Monday, 21 November 2011

The 30 items you need before you die

Do you have a Death Book? 
It might sound a little morbid but everybody needs one. While you never know when it will happen, the "if" is pretty certain.

I deal with issues surrounding mortality on a daily basis so please excuse my candid nature. In fact, Bill Watterson found a great way to breath comedy into it with his comic strip "Calvin & Hobbes"

Why on earth would I want a Death Book?
Some people like to avoid talking about the inevitable - at times believing that if they just ignore it, it will solve itself. Unfortunately, those who leave it too long can create worlds of problems that they never intended to leave for their heirs.

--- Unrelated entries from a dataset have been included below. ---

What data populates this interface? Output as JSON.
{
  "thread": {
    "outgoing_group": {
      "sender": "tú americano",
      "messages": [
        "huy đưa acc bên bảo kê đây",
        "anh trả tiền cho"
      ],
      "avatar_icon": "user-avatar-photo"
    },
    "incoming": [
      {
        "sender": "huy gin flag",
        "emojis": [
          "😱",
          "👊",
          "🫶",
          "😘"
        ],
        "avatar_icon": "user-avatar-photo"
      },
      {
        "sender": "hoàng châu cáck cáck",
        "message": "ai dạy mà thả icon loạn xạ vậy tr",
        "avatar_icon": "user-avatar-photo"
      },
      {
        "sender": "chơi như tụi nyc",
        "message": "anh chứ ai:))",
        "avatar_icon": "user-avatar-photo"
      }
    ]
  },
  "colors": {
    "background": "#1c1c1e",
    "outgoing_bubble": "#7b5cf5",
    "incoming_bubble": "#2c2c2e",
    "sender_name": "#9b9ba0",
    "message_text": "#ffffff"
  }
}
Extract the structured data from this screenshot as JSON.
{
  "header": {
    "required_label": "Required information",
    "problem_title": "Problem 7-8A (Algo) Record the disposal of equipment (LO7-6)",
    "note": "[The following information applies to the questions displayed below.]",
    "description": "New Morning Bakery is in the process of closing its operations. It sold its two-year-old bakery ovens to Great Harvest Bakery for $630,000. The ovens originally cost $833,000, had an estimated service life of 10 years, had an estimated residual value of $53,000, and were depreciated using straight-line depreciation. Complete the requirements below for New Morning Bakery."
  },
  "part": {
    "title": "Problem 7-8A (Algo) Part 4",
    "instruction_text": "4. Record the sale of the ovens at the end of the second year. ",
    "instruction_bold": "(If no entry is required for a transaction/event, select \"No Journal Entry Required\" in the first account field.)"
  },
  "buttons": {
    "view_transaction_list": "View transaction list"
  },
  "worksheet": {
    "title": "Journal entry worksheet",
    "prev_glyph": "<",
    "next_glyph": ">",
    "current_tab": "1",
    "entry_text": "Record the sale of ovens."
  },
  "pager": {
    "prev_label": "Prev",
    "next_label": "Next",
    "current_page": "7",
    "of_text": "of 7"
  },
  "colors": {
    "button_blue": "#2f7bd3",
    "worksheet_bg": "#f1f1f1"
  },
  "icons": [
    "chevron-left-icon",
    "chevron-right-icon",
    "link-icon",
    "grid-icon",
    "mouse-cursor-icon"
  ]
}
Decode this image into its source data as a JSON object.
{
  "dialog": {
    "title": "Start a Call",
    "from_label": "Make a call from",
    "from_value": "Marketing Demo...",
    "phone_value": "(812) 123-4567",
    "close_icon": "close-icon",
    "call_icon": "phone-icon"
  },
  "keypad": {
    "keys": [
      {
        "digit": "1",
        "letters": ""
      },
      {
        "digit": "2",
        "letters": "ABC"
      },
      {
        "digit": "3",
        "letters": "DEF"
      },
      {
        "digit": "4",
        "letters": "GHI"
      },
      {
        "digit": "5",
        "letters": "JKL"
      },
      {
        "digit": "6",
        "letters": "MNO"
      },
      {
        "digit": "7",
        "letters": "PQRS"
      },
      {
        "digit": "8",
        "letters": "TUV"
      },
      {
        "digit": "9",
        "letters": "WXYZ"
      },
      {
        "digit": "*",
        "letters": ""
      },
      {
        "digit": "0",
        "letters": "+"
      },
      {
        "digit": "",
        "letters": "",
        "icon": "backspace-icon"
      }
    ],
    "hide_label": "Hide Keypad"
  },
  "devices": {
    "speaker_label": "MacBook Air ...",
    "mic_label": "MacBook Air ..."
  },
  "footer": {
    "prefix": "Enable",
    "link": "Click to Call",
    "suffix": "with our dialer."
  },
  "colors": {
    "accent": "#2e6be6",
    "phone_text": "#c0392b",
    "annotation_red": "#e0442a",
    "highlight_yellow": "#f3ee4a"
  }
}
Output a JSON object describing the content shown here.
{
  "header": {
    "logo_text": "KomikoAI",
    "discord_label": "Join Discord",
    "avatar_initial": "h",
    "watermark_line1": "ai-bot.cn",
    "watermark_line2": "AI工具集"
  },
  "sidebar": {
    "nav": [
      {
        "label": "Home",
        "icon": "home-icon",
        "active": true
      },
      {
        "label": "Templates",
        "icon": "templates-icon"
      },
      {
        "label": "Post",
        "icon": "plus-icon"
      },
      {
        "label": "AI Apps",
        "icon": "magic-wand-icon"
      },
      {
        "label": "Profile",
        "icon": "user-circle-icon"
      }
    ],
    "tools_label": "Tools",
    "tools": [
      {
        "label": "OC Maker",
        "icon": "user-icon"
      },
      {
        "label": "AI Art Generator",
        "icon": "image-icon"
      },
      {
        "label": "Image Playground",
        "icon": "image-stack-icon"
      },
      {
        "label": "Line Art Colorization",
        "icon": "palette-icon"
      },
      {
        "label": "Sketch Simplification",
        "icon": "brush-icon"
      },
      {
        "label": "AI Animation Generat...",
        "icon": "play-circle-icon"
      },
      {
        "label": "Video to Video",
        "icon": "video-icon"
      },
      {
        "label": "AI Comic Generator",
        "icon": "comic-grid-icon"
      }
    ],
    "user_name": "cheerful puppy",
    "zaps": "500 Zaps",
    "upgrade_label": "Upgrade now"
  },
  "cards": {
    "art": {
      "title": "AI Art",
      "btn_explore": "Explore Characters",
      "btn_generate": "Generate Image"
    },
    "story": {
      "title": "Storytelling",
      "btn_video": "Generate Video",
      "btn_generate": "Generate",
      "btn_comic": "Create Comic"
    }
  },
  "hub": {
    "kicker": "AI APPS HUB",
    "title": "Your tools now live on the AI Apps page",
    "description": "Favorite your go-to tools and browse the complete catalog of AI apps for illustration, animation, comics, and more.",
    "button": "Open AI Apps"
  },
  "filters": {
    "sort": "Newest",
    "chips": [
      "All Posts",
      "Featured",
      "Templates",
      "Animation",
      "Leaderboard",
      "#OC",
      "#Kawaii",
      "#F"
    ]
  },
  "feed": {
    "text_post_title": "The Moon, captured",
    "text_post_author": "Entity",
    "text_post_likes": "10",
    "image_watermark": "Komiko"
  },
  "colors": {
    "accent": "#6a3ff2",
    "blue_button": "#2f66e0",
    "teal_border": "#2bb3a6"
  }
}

Here are a few reasons that illustrate that an ounce of prevention is worth a pound of cure:
  • The National Association of Unclaimed Property Administrators report that state treasurers in the US currently hold $32.9 billion in unclaimed bank accounts and other assets. (the Bank of Canada allows you to do a search for unclaimed balances)
  • Roughly 80% of term life insurance policies never pay out. Most result from people cancelling their policies before they die but at least ten states in the US have launched investigations into insurance companies accused of sitting on an unknown amount of unclaimed insurance policies. New York State alone holds more than $400 million in unclaimed life insurance related payments
  • Without a list of assets, the heirs will have to do their own investigative work to discover what was left behind - either waiting for clues to arrive by mail (tax bills, T slips, etc) or by hiring a private investigator

So what would go into your Death book?
Personal Information
  1. Your Personal Information - Full Name, Birthdate, Social Insurance Number, Address, Phone Numbers, Key Work Contact, Title and your Group Benefits Plan Number.
  2. Your Spouses Information - same as above.
Relative/Friend Contact Information
  1. Key Personal Contact - Who would you like notified first? This person would have the responsibility of administrating your affairs in your absence. They would notify family, take care of funeral arrangements and often act as your executor.
  2. Relative Contact Information - Which relatives would you like called first? Word will likely travel but your close relatives usually like to hear it from someone close to you rather than through the grapevine.
Advisor Contact Information
  1. Key Legal Professional - Should be the council who helped you to create your will. They can also keep a copy of your Death Book.
  2. Key Financial Professional - This person should keep a copy of your Death Book and in many cases has helped you to create it. They should be very acquainted with your finances, life insurance arrangements and assets and liabilities in general.
  3. Accountant/Tax Advisor
  4. Home and Auto Insurance Agent
  5. Bank Manager/Advisor

Other Key People
  1. Spiritual Leader
  2. Executor 
  3. Children's Guardian
  4. Alternate Guardian
  5. Doctor
  6. Dentist
  1. Your Current Will (including Enduring Power of Attorney and Personal Directive)
  2. Your Spouses Will
  3. 3 most recent Tax Returns
  4. Marriage Certificate (or Divorce records)
  5. Birth Certificates/Citizenship Papers
  6. Business Agreements
  7. Banking Access Information
  8. Record of Investment Holdings (incl: RRSP, LIRA, TFSA)
  9. Deeds and Real-Estate Documents
  10. Outstanding Loan Documents
  11. Funeral Arrangement Documents
  12. Life Insurance Policies
  13. All Other Insurance Policies
  14. Record of Credit Cards
  15. Record of Personal Valuables (jewelry, vehicles, etc)

Where should you keep your Death Book?
You can store the documents with your attorney or financial planner.  Also put a copy in a safe-deposit box or at home in a fireproof safe that someone else knows the combination to. You want it secure and accessible when it is needed.

If you don't know where to start, get in touch with us. We can give you some free simple templates that will get you started. Compiling your Death Book will also simplify things for your lawyer when drafting your will.

No comments:

Post a Comment